"It's not spontaneous music," Bowie said of this latest musical experiment. "But a lot of it is arbitrary. It's not accidental. It's just that we chose the accidents we'd have."
The result is that perceptions of the music on Heroes change with each listen "It's much like walking through a busy street," Bowie said "Flatting in on fragmented images. You can't articulate what that street was about. Musically, it's a juxtaposition of arbitrary as well as planned statements."
Bowie's present activities have some of the aura of planned accidents. Just before arriving in New York, he traveled in Africa, and is tempted to return to Kenya for a longer visit. He is intrigued enough with a New Wave group called Devo to consider producing the Akron, Ohio, band. Next summer, he'll make his first film since his screen debut in The Man Who Fell to Earth. The new movie is based on a period in the life of expressionist painter Egon Schiele. It will be directed by Clive Donner, and shot in Vienna, London and Paris.

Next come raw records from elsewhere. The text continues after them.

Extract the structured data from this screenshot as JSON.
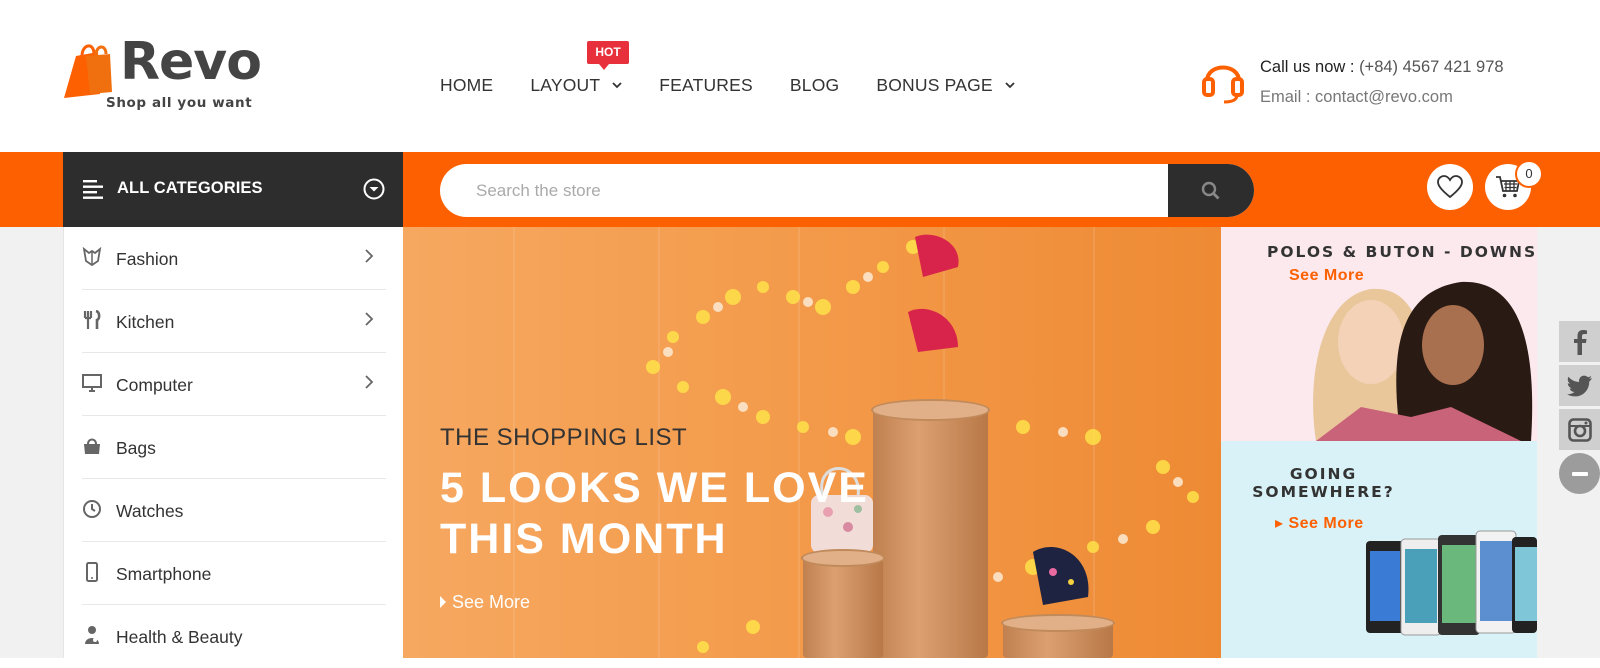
{
  "brand": {
    "name": "Revo",
    "tagline": "Shop all you want",
    "accent_color": "#fd6001",
    "dark_color": "#2d2d2d",
    "hot_color": "#e8303c"
  },
  "nav": {
    "items": [
      {
        "label": "HOME",
        "has_dropdown": false
      },
      {
        "label": "LAYOUT",
        "has_dropdown": true,
        "badge": "HOT"
      },
      {
        "label": "FEATURES",
        "has_dropdown": false
      },
      {
        "label": "BLOG",
        "has_dropdown": false
      },
      {
        "label": "BONUS PAGE",
        "has_dropdown": true
      }
    ]
  },
  "contact": {
    "icon": "headphones-icon",
    "call_label": "Call us now :",
    "phone": "(+84) 4567 421 978",
    "email_label": "Email :",
    "email": "contact@revo.com"
  },
  "toolbar": {
    "all_categories_label": "ALL CATEGORIES",
    "search_placeholder": "Search the store",
    "cart_count": "0"
  },
  "categories": [
    {
      "label": "Fashion",
      "icon": "fashion-icon",
      "has_submenu": true
    },
    {
      "label": "Kitchen",
      "icon": "kitchen-icon",
      "has_submenu": true
    },
    {
      "label": "Computer",
      "icon": "monitor-icon",
      "has_submenu": true
    },
    {
      "label": "Bags",
      "icon": "bag-icon",
      "has_submenu": false
    },
    {
      "label": "Watches",
      "icon": "clock-icon",
      "has_submenu": false
    },
    {
      "label": "Smartphone",
      "icon": "phone-icon",
      "has_submenu": false
    },
    {
      "label": "Health & Beauty",
      "icon": "beauty-icon",
      "has_submenu": false
    }
  ],
  "banner": {
    "subtitle": "THE SHOPPING LIST",
    "title_line1": "5 LOOKS WE LOVE",
    "title_line2": "THIS MONTH",
    "link": "See More"
  },
  "promos": [
    {
      "title": "POLOS & BUTON - DOWNS",
      "link": "See More"
    },
    {
      "title_line1": "GOING",
      "title_line2": "SOMEWHERE?",
      "link": "See More"
    }
  ],
  "social": [
    "facebook-icon",
    "twitter-icon",
    "instagram-icon",
    "minus-icon"
  ]
}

Right now Bowie has no permanent home, and he likes it that way. "It's exciting, stimulating moving around a lot," Bowie said. "At one point, I felt that I was only moving through America. Last year, I found myself in Thailand. I also revisited Japan as a traveler rather than performer, and stayed there a few months. I divorced myself completely from what I had been doing. It brought me back to doing things I had failed to do earlier in life as a painter. To relate to rock and roll as texture rather than lifestyle."
© Wayne Robins, 1977, 1995, 2022
Critical Conditions by Wayne Robins is a reader-supported publication. To receive new posts and support my work, consider becoming a paid subscriber.